If a line in the entries below contains the word "JSON", it counts; report how many such lines there are, and only that number.
——————————
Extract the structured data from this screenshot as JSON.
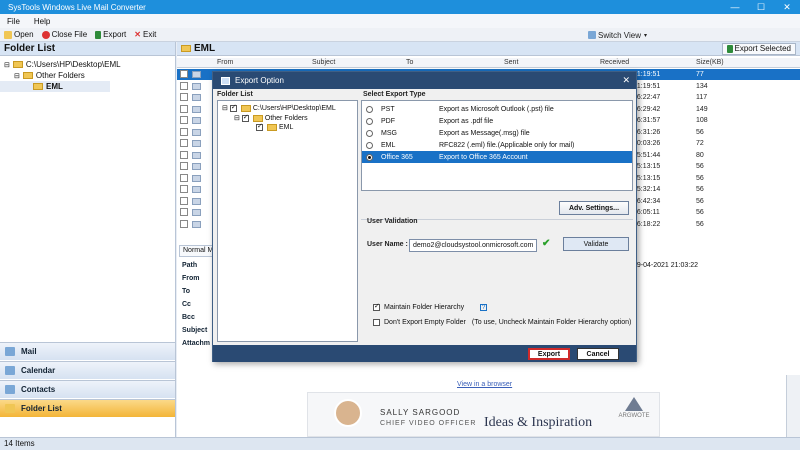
{
  "app": {
    "title": "SysTools Windows Live Mail Converter",
    "window_controls": [
      "—",
      "☐",
      "✕"
    ]
  },
  "menu": [
    "File",
    "Help"
  ],
  "toolbar": {
    "open": "Open",
    "close_file": "Close File",
    "export": "Export",
    "exit": "Exit",
    "switch_view": "Switch View"
  },
  "folder_list": {
    "title": "Folder List",
    "tree": [
      "C:\\Users\\HP\\Desktop\\EML",
      "Other Folders",
      "EML"
    ]
  },
  "nav": [
    "Mail",
    "Calendar",
    "Contacts",
    "Folder List"
  ],
  "status": {
    "items": "14 Items"
  },
  "main": {
    "title": "EML",
    "export_selected": "Export Selected",
    "columns": {
      "from": "From",
      "subject": "Subject",
      "to": "To",
      "sent": "Sent",
      "received": "Received",
      "size": "Size(KB)"
    },
    "rows": [
      {
        "time": "21:19:51",
        "size": "77"
      },
      {
        "time": "21:19:51",
        "size": "134"
      },
      {
        "time": "16:22:47",
        "size": "117"
      },
      {
        "time": "16:29:42",
        "size": "149"
      },
      {
        "time": "16:31:57",
        "size": "108"
      },
      {
        "time": "16:31:26",
        "size": "56"
      },
      {
        "time": "00:03:26",
        "size": "72"
      },
      {
        "time": "15:51:44",
        "size": "80"
      },
      {
        "time": "15:13:15",
        "size": "56"
      },
      {
        "time": "15:13:15",
        "size": "56"
      },
      {
        "time": "15:32:14",
        "size": "56"
      },
      {
        "time": "16:42:34",
        "size": "56"
      },
      {
        "time": "16:05:11",
        "size": "56"
      },
      {
        "time": "16:18:22",
        "size": "56"
      }
    ],
    "preview_tab": "Normal M",
    "preview_labels": [
      "Path",
      "From",
      "To",
      "Cc",
      "Bcc",
      "Subject",
      "Attachm"
    ],
    "preview_date": "29-04-2021 21:03:22",
    "view_link": "View in a browser",
    "banner": {
      "name": "SALLY SARGOOD",
      "role": "CHIEF VIDEO OFFICER",
      "headline": "Ideas & Inspiration",
      "logo_text": "ARGWOTE"
    }
  },
  "dialog": {
    "title": "Export Option",
    "folder_list_label": "Folder List",
    "tree": [
      "C:\\Users\\HP\\Desktop\\EML",
      "Other Folders",
      "EML"
    ],
    "export_type_label": "Select Export Type",
    "export_types": [
      {
        "name": "PST",
        "desc": "Export as Microsoft Outlook (.pst) file"
      },
      {
        "name": "PDF",
        "desc": "Export as .pdf file"
      },
      {
        "name": "MSG",
        "desc": "Export as Message(.msg) file"
      },
      {
        "name": "EML",
        "desc": "RFC822 (.eml) file.(Applicable only for mail)"
      },
      {
        "name": "Office 365",
        "desc": "Export to Office 365 Account"
      }
    ],
    "selected_type": "Office 365",
    "adv_settings": "Adv. Settings...",
    "user_validation_label": "User Validation",
    "user_name_label": "User Name :",
    "user_name_value": "demo2@cloudsystool.onmicrosoft.com",
    "validate": "Validate",
    "maintain_hierarchy": "Maintain Folder Hierarchy",
    "maintain_hierarchy_checked": true,
    "help_glyph": "?",
    "dont_export_empty": "Don't Export Empty Folder",
    "dont_export_note": "(To use, Uncheck Maintain Folder Hierarchy option)",
    "export_button": "Export",
    "cancel_button": "Cancel"
  },
  "colors": {
    "accent": "#1971c6",
    "title_bar": "#1e8fdc",
    "dialog_bar": "#2a4a73",
    "active_nav": "#f3b538",
    "danger": "#d02a2a"
  }
}
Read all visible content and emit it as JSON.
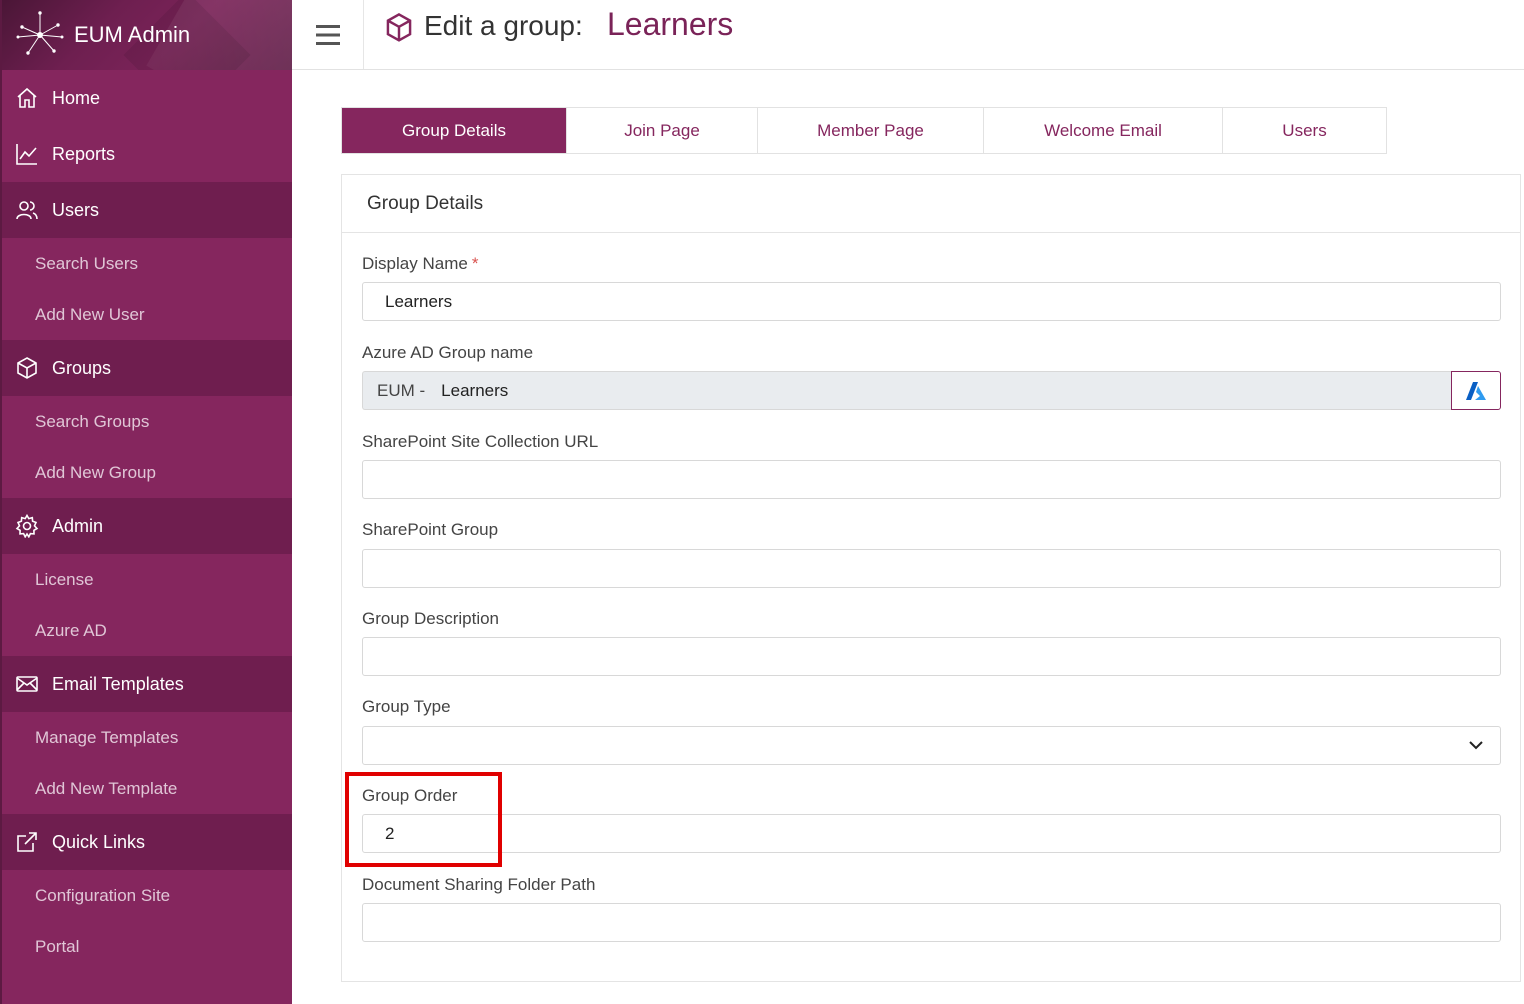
{
  "app": {
    "title": "EUM Admin"
  },
  "sidebar": {
    "sections": [
      {
        "label": "Home",
        "icon": "home-icon"
      },
      {
        "label": "Reports",
        "icon": "chart-line-icon"
      },
      {
        "label": "Users",
        "icon": "users-icon",
        "items": [
          "Search Users",
          "Add New User"
        ]
      },
      {
        "label": "Groups",
        "icon": "cube-icon",
        "items": [
          "Search Groups",
          "Add New Group"
        ]
      },
      {
        "label": "Admin",
        "icon": "gear-icon",
        "items": [
          "License",
          "Azure AD"
        ]
      },
      {
        "label": "Email Templates",
        "icon": "envelope-icon",
        "items": [
          "Manage Templates",
          "Add New Template"
        ]
      },
      {
        "label": "Quick Links",
        "icon": "external-link-icon",
        "items": [
          "Configuration Site",
          "Portal"
        ]
      }
    ]
  },
  "header": {
    "heading": "Edit a group:",
    "group_name": "Learners"
  },
  "tabs": [
    "Group Details",
    "Join Page",
    "Member Page",
    "Welcome Email",
    "Users"
  ],
  "active_tab": "Group Details",
  "card": {
    "title": "Group Details",
    "fields": {
      "display_name": {
        "label": "Display Name",
        "required_mark": "*",
        "value": "Learners"
      },
      "azure_group": {
        "label": "Azure AD Group name",
        "prefix": "EUM -",
        "value": "Learners"
      },
      "sharepoint_url": {
        "label": "SharePoint Site Collection URL",
        "value": ""
      },
      "sharepoint_group": {
        "label": "SharePoint Group",
        "value": ""
      },
      "group_description": {
        "label": "Group Description",
        "value": ""
      },
      "group_type": {
        "label": "Group Type",
        "value": ""
      },
      "group_order": {
        "label": "Group Order",
        "value": "2"
      },
      "doc_folder": {
        "label": "Document Sharing Folder Path",
        "value": ""
      }
    }
  },
  "colors": {
    "brand": "#85265e",
    "brand_dark": "#6f1e4f",
    "highlight": "#e00000"
  }
}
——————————
- **Response to the task**
2